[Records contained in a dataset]
# # # # #
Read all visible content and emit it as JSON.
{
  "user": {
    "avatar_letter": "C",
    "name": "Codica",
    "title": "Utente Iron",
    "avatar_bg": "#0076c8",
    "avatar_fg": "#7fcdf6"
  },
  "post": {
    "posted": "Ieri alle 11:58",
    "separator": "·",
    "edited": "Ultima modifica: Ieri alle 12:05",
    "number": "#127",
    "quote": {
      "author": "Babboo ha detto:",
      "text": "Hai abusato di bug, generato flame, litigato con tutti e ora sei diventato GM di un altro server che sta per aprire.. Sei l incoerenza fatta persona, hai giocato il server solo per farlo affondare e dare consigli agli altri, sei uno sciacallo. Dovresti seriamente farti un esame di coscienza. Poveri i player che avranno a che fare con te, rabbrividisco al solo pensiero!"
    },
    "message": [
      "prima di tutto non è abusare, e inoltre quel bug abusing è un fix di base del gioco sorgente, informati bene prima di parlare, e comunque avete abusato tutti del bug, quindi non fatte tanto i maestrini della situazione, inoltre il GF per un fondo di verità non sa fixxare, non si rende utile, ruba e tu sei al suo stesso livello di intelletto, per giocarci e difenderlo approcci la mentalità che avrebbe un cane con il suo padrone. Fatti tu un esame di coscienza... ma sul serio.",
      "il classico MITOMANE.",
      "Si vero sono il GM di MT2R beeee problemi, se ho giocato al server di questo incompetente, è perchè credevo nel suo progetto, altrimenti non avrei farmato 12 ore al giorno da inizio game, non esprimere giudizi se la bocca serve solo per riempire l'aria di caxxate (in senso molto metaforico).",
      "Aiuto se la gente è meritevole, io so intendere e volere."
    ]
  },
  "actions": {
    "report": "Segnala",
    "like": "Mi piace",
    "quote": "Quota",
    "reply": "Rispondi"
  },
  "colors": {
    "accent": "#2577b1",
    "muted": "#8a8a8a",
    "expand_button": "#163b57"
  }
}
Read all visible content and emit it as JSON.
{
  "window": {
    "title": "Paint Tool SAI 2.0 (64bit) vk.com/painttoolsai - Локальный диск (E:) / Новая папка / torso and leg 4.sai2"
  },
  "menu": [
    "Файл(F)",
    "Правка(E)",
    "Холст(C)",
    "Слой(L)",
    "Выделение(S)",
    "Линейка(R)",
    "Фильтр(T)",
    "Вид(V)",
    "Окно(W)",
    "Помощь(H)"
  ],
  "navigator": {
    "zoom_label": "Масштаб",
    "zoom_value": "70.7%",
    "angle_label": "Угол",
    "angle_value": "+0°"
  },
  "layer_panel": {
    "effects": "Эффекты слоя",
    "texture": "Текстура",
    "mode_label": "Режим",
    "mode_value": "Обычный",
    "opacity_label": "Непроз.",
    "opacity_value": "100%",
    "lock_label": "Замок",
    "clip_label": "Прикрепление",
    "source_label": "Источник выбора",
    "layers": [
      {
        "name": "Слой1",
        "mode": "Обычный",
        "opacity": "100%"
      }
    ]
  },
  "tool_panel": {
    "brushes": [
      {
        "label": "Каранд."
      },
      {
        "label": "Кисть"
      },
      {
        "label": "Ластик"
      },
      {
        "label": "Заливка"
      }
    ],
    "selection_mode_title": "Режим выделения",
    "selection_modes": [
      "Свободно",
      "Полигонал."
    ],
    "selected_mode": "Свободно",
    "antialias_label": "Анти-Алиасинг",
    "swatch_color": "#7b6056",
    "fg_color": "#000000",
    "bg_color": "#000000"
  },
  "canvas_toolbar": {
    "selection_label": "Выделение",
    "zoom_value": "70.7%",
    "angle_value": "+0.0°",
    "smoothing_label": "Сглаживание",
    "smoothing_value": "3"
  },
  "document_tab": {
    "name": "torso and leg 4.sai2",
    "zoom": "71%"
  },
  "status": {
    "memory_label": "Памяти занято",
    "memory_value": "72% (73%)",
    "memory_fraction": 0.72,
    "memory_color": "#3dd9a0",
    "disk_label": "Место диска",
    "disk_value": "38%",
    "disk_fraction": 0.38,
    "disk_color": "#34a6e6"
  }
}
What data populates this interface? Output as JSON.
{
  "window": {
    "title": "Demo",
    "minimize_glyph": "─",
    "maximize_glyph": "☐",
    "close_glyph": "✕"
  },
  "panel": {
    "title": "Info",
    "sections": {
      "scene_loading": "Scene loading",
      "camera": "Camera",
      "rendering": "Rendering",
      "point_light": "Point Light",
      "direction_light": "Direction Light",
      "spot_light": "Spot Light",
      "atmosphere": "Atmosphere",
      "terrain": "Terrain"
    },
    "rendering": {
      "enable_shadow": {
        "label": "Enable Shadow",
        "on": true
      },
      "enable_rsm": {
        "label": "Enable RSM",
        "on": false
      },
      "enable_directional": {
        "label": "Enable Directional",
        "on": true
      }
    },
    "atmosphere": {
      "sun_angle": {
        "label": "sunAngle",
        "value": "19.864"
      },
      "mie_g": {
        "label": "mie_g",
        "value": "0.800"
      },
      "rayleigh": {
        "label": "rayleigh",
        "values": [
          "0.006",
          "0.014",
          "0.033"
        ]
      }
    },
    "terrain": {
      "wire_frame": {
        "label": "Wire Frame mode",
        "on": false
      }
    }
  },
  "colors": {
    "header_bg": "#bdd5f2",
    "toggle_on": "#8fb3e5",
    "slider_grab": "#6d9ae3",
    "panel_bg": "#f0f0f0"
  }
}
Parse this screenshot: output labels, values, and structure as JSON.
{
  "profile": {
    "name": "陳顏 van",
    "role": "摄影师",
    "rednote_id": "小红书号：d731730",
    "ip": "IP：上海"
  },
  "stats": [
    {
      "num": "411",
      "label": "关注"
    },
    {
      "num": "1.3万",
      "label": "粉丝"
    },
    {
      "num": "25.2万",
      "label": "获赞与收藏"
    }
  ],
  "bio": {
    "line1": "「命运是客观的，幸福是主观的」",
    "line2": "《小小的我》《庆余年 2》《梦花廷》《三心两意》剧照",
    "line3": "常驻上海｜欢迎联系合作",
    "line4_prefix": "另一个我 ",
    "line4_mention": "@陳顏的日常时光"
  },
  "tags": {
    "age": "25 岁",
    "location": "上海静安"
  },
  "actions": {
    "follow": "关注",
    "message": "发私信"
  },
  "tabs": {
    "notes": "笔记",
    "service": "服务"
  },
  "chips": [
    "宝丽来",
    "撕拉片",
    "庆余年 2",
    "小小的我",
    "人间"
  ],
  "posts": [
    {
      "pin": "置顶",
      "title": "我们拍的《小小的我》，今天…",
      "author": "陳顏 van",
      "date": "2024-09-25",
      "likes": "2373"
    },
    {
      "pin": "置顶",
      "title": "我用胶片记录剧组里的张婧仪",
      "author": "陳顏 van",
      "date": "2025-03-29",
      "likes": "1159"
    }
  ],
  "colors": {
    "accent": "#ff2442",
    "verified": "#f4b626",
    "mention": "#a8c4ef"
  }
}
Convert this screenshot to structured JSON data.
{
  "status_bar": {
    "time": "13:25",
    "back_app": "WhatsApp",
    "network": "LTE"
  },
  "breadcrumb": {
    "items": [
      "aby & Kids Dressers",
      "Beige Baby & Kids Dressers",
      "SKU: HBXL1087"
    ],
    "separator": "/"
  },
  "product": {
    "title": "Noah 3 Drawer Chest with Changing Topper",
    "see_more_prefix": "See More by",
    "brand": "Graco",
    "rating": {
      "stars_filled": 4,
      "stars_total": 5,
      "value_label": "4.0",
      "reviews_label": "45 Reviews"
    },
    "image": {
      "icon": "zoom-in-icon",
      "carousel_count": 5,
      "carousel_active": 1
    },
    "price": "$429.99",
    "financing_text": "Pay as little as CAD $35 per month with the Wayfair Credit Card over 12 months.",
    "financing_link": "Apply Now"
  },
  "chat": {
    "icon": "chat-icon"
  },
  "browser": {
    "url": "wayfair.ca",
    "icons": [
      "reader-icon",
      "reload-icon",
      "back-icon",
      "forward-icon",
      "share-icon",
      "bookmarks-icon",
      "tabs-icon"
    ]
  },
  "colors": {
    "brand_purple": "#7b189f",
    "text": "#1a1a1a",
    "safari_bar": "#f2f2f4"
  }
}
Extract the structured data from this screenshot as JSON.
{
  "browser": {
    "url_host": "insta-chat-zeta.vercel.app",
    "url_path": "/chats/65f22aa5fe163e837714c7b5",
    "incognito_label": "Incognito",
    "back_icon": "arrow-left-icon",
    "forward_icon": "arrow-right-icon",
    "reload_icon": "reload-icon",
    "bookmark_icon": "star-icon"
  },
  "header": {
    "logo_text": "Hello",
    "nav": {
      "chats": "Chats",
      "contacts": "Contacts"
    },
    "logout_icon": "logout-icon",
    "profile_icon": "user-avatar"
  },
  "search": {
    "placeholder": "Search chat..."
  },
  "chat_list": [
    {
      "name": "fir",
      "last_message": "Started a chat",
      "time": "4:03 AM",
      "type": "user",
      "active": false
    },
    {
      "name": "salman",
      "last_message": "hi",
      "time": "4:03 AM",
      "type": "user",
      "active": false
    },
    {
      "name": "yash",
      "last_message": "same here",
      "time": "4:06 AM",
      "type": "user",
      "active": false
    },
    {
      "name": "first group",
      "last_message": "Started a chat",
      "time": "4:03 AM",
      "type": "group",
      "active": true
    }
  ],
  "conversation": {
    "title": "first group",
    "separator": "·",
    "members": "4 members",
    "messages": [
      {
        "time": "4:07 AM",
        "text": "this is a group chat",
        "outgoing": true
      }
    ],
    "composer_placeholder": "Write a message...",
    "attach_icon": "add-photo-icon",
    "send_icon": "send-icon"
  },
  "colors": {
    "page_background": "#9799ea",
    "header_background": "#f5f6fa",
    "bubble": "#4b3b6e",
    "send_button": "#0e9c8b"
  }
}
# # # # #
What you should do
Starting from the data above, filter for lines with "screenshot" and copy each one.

Task output
Parse this screenshot: output labels, values, and structure as JSON.
Convert this screenshot to structured JSON data.
Extract the structured data from this screenshot as JSON.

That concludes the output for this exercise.